Our good friend, Taylor Mee, ventured to the Edinburgh Fringe Festival as part of The Improv Musical. Whilst he was there, he managed to find a sliver of free time in which he was able not only to see 2 Become 1, but was even lucky enough to speak to the girls behind the show! Beneath this review you'll be able to find a recording of the interview, or if you'd rather, there's also a transcribed version which you can read for yourself!
As a male in his early 20’s I couldn’t believe my luck when I came across Swipe Right Theatre’s pop jukebox musical ‘2 Become 1’ at the Fringe. Having spent many an hour being sold shows that create a “dark, playful yet genuine vibe around the idea of mental health issues within a corrupt government in a post-apocalyptic world all done with puppets” I was genuinely intrigued by something that came across as a lot of fun. The show takes us back to the 90s, where we are introduced to four girls. After one of the girls had recently suffered a tough break up, her three best friends decide to take her to a speed dating event to get over the heart break. We follow their night of mayhem as each presents their chosen techniques when it comes to getting down and dirty in dating lingo.
Like a lone rabbit in a gaggle of geese, I did feel slightly out of place in the queue. Surprisingly large number of girls born in the 90s seemed to be interested in the 90s girl group musical about dating and relationships. Strange. But none of those in the queue came across as intimidating or unfriendly, so thankfully the experience wasn’t hindered.
“I left feeling excited, happy and singing along to all my favourite 90s girl power hits.”
The girls burst onto the stage with 90s energy – everyone was much more enthusiastic about life back then. As they consoled their heartbroken friend they had the audience laughing, both at the comic timing and delivery of the actors, but also at the familiarity of such an event. I personally have never had my heart broken by a boy, so there were a few moments that perhaps swam by me, but that didn’t stop me from giggling away. The songs were carefully thought about – each one reminding me of a wonderful evening spent singing along to Now 31, or being mesmerised by Britney and her genie like ways. It’s the songs that give the piece its contagious energy. From Shania to the Spice Girls, each number had good harmonies, simple yet slick choreography, and the funny characters give the piece a very infectious, upbeat vibe. Midway through the show an audience member was selected to become a guy that one of the girls meet in a speed dating booth. Lucky Derek in the front row was delighted to be chosen – I think perhaps because he was the only male in the front row, not because of his devilishly good looks – and received a good deal of the girls’ attention throughout the rest of the show, lap dances and all. Derek said it was the best day of his life.

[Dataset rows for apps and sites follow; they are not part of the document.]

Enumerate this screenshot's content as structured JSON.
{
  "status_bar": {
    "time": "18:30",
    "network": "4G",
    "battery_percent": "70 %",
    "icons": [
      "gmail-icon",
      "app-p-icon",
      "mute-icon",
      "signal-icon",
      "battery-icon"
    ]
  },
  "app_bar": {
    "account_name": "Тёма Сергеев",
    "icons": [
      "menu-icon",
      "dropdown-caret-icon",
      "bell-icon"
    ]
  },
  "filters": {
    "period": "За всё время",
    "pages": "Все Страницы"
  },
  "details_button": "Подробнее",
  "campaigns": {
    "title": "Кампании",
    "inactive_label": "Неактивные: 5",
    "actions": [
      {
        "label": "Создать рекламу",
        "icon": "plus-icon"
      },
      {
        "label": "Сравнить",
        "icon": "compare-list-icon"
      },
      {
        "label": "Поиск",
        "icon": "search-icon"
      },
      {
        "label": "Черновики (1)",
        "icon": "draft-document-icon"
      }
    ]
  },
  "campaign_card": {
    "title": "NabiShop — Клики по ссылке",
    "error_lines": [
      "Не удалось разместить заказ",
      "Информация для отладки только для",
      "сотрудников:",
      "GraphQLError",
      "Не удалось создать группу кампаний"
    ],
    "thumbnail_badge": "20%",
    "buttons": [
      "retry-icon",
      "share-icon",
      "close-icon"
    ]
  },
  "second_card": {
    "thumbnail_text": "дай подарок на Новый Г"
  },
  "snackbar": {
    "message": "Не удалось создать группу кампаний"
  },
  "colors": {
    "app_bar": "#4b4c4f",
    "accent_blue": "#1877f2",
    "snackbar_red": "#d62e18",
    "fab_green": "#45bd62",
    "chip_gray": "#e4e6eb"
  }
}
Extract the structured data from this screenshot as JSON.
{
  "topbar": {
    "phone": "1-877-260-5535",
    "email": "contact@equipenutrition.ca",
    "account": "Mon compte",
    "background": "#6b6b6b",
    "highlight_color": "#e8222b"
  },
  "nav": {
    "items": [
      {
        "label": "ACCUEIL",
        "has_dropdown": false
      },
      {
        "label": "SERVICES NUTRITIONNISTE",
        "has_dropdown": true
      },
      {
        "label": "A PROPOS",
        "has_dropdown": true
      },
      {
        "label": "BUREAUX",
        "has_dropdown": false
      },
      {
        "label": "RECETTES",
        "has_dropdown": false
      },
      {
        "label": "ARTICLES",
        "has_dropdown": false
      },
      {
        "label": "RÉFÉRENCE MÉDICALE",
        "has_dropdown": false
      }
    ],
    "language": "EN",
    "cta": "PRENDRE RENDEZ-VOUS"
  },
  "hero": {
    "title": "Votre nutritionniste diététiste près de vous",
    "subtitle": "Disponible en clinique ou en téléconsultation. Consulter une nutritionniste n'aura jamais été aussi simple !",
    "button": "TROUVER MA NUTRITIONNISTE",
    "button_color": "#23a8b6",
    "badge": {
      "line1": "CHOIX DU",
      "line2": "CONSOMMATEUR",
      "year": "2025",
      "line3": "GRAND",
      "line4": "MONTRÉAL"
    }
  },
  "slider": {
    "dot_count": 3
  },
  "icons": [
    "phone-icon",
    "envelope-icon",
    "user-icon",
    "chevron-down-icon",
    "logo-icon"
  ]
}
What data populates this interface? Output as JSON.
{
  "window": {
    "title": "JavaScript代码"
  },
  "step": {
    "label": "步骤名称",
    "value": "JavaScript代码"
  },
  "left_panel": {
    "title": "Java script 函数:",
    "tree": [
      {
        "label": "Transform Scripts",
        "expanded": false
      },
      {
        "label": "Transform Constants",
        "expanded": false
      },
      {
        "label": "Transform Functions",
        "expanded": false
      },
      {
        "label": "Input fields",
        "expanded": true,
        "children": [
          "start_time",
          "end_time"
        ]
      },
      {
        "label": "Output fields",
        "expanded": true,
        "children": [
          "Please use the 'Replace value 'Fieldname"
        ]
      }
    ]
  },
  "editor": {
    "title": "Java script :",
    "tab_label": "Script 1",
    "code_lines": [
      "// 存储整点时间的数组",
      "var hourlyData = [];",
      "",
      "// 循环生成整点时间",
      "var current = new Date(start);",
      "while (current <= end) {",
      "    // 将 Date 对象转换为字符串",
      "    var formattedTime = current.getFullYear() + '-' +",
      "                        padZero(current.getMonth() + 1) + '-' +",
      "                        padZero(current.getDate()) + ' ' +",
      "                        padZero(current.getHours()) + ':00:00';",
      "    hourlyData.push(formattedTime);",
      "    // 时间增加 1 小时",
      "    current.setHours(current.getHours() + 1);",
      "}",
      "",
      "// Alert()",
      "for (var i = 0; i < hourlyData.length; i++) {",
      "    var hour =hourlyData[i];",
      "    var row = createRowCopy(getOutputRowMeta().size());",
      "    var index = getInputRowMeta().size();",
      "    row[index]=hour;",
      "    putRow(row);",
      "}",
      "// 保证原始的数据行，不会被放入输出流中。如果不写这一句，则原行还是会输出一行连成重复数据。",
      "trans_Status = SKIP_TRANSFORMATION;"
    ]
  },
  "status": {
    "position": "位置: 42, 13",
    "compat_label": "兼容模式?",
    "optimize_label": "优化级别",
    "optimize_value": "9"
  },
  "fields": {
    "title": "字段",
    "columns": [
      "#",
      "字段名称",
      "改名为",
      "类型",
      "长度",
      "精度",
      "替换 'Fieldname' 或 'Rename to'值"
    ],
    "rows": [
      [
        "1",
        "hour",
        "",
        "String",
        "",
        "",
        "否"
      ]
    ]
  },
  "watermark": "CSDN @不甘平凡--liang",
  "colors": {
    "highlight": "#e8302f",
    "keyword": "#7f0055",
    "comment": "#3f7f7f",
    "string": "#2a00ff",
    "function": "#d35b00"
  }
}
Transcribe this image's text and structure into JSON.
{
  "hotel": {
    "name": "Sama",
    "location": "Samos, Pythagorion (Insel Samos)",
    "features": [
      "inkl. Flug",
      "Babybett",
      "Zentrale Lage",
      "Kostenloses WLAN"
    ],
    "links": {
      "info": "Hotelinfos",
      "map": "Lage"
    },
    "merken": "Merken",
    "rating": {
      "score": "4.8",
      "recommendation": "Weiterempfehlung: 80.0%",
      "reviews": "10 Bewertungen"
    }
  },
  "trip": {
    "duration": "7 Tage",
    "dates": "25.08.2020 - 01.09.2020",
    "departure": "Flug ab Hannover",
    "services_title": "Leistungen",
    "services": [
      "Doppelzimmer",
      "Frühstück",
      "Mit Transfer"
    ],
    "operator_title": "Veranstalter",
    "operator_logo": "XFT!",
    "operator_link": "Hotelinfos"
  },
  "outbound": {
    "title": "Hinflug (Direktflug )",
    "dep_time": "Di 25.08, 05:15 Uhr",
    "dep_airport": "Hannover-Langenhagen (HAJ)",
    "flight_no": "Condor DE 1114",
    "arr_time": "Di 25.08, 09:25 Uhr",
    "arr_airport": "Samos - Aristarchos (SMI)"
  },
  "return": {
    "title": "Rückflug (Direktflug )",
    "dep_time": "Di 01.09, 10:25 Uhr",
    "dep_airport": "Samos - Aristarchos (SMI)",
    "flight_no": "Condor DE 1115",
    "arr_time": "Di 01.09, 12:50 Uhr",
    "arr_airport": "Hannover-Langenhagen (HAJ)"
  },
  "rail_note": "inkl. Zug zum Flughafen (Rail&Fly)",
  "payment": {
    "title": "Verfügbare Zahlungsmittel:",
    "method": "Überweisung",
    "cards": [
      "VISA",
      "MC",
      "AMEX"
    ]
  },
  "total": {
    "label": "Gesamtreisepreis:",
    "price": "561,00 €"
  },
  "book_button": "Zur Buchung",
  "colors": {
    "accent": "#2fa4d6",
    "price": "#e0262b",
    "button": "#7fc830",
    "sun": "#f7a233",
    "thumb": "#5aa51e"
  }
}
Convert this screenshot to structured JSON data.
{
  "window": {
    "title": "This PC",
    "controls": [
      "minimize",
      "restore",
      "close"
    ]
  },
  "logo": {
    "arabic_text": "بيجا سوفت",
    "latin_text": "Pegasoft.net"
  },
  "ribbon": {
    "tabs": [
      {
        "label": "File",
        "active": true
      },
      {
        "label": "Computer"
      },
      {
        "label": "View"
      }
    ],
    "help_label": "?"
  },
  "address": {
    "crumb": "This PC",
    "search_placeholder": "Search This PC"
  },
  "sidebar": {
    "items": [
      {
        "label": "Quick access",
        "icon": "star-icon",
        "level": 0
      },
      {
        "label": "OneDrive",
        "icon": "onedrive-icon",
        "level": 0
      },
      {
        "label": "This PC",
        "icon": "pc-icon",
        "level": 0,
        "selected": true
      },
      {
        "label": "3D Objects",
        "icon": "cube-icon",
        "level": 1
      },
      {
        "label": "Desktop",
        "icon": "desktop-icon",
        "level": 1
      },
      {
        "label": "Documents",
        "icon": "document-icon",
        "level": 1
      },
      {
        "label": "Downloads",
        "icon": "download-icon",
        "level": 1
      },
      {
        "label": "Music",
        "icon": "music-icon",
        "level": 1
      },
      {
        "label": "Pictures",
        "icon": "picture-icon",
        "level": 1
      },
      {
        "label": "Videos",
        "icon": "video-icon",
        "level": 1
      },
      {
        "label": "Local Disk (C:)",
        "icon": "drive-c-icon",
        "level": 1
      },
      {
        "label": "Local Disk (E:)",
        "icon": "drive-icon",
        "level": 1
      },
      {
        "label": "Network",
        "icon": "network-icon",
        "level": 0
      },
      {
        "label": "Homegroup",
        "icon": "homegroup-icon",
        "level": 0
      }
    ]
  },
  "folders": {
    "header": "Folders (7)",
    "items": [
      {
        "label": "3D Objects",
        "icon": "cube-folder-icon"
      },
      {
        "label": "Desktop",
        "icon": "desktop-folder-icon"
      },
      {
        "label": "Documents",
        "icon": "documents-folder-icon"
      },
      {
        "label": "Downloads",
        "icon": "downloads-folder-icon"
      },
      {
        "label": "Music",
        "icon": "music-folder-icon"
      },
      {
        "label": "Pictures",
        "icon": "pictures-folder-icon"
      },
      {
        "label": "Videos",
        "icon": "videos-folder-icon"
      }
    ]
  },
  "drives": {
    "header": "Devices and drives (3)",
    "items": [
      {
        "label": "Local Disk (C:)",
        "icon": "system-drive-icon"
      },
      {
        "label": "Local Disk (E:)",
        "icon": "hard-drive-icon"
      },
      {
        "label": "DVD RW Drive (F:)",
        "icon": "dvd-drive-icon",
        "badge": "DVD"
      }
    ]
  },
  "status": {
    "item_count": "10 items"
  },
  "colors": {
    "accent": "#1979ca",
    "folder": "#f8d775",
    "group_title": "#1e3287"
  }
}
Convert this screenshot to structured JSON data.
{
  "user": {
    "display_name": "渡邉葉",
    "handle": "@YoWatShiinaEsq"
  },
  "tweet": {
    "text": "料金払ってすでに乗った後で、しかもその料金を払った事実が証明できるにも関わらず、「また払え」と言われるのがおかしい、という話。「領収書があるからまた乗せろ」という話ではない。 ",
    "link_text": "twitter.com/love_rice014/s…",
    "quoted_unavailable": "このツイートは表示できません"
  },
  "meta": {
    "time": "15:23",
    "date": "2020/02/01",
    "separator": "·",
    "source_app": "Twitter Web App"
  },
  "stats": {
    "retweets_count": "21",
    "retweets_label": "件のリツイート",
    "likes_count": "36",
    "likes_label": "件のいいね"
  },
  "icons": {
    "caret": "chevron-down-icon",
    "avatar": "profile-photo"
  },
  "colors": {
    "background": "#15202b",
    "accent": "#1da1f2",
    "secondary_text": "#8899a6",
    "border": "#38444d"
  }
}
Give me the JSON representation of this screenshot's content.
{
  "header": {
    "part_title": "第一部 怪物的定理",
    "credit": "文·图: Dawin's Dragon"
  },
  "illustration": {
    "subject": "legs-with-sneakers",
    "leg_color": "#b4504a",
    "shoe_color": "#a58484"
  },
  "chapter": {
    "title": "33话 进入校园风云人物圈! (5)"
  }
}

The only obvious downside was that the space wasn’t particularly well suited for the show. The Whitebelly resembles an underground wartime bunker – for all I know it may well have actually been an underground wartime bunker – and whilst this makes for a large audience, it gave off a very cold and empty feel (like most bunkers tend to) that unfortunately didn’t quite fit the upbeat, jolly nature of the piece. But hey, it’s the Edinburgh Fringe so who cares. What’s the fun in seeing something in a suitable space? I probably would have complained if it were in a suitable space. So ignore everything I just said.
I went to the show hoping for something fun and that was certainly what I received. I left feeling excited, happy and singing along to all my favourite 90s girl power hits. It made for a lovely change from shows trying to take themselves too seriously and instead came across as a theatre company that very much recognise that there is still a lot of fun to be had in theatre.
Image: Swipe Right Theatre